Daughter

Mark-5-two-miraclesThere is one simple verse in this coming Sunday’s gospel that deserves some reflection. “Daughter, your faith has saved you.” (Mark 5:34). At their core, the concerns and dynamics surrounding ritual uncleanliness, especially leprosy, bodily discharge, or touching corpses, were about relationships. They put one outside of the community. When Jesus calls the woman who touched him “daughter,” he establishes a relationship with one with whom he should not have a relationship. Her illness made her unclean. Her attempts to be healed by doctors made her impoverished. Her brazen invasion of Jesus’ space, touching Jesus’ clothes, “technically” made Jesus’ unclean and could have resulted in him condemning her. Yet by calling her “daughter,” he established the same kind of relationship with her as Jairus has with his “daughter.” He would do anything possible to save his daughter. Continue reading

The One who heals

Mark-5-two-miraclesThe full gospel reading for Sunday (there is a shorter option) contains two miracle accounts: the raising of Jairus’ daughter from death and the healing of the woman with hemorrhages. This is the account of a woman on rendered ritually “unclean” because of the flow of blood. Although suffering, she was very much alive, but at the same time face a kind of death because of her isolation from family and society. In yesterday’s post, the woman had reached out to touch Jesus’ garment as the passed by. “She said, ‘If I but touch his clothes, I shall be cured.’ Immediately her flow of blood dried up. She felt in her body that she was healed of her affliction.” (Mark 5:28-29) Continue reading

Absent from life

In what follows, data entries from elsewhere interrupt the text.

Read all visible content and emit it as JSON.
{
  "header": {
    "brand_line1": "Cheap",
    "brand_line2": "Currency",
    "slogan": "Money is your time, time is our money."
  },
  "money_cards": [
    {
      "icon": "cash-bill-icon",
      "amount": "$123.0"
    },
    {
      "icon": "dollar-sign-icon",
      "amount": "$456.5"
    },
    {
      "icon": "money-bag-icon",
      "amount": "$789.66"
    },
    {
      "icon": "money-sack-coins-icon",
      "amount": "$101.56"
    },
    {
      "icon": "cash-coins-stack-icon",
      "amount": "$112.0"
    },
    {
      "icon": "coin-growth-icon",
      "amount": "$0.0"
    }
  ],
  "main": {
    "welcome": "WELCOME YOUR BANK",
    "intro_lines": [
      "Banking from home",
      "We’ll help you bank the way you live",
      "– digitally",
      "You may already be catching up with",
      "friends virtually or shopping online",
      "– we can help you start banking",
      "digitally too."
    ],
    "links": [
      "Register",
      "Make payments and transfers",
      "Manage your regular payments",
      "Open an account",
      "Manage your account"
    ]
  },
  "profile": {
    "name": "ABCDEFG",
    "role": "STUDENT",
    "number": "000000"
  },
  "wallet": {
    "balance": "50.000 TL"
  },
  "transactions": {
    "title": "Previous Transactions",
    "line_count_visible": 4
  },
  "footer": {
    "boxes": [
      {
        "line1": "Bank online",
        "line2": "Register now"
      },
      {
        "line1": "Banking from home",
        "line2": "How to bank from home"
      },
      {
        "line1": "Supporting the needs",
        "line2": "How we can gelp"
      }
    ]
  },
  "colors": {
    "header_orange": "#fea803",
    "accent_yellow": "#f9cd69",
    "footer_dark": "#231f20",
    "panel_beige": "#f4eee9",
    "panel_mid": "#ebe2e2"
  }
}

Mark-5-two-miraclesThe full gospel reading for Sunday (there is a shorter option) begins: “When Jesus had crossed again in the boat to the other side, a large crowd gathered around him, and he stayed close to the sea. One of the synagogue officials, named Jairus, came forward. Seeing him he fell at his feet and pleaded earnestly with him, saying, “My daughter is at the point of death. Please, come lay your hands on her that she may get well and live.” He went off with him, and a large crowd followed him and pressed upon him.” (Mark 5:21-24) – and then drops this story line, picking up the account of a woman on the way – a woman hemorrhaging for many years – and thus rendered ritually “unclean” because of the flow of blood. Although suffering, she was very much alive, but at the same time face a kind of death because of her isolation from family and society. Continue reading

Crossing over: a reflection

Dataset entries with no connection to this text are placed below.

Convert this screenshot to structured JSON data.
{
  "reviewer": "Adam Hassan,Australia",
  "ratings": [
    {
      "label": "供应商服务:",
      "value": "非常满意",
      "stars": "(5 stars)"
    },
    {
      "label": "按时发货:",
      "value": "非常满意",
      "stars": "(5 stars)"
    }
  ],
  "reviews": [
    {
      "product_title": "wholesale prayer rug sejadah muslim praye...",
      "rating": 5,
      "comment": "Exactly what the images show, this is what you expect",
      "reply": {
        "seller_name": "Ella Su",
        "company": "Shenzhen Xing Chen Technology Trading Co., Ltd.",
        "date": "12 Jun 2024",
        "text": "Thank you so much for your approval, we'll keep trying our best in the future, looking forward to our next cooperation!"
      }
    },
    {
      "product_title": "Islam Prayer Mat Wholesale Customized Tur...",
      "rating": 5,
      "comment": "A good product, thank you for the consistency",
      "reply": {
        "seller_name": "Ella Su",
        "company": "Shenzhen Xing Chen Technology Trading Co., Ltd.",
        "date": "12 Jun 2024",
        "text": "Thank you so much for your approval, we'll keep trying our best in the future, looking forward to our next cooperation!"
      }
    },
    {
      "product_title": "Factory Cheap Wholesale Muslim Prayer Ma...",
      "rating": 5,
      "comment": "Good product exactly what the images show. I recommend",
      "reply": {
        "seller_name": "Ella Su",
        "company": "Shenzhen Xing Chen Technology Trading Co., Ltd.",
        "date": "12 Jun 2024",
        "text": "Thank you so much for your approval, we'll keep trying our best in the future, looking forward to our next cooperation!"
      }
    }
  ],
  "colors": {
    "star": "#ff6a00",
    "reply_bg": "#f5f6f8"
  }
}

Mark-5-two-miraclesPerkins [590-91], as usual, offers a very interesting reflection on the passage.

The story of a nameless woman who has exhausted her resources seeking medical treatment for a chronic condition strikes a responsive chord with many older adults today. When they were younger, doctors seemed able to provide cures. Now these persons seem to have an ever-expanding list of medical complaints. As one man in his seventies put it, “After a certain age, you are never really well. Just less sick.” The financial drain and emotional difficulty of dealing with the bureaucratic, impersonal, and compartmentalized medical establishment compound the difficulty. Continue reading

Cross over: one alive

Mark-5-two-miraclesThe Raising of Jairus’ Daughter: the Subduing of Death. While he was still speaking, people from the synagogue official’s house arrived and said, “Your daughter has died; why trouble the teacher any longer?” Disregarding the message that was reported, Jesus said to the synagogue official, “Do not be afraid; just have faith.”

The interruption of attending to the hemorrhaging women creates a time delay in the narrative, providing space for the girl to die, messengers to report to the father, and mourners to gather at the house (vv. 35, 38). The messengers present an obstacle to the healing by advising the father to leave Jesus alone, since the girl has died. Jesus takes the initiative by telling Jairus to have faith (v. 36). The reference to faith picks up the conclusion to the healing of the woman. Continue reading

Crossing over: encounters

Mark-5-two-miraclesThe Plea of Jairus.When Jesus had crossed again (in the boat) to the other side, a large crowd gathered around him…”

Jesus is returning from his experience in Gentile territory and the casting out of a demon from a man in the Gerasene district. The transition to our text is simple and stated in one verse. Jesus returned to the western shore of the lake, perhaps to Capernaum and a multitude gathered around him, immediately upon his arrival, so it seems. No indication is given whether the crowd came together as soon as he arrived or after an extended period of time; it is simply the first fact that Mark records, offering a contrast to Jesus’ experience on the eastern shore where the inhabitants urged him to depart. Continue reading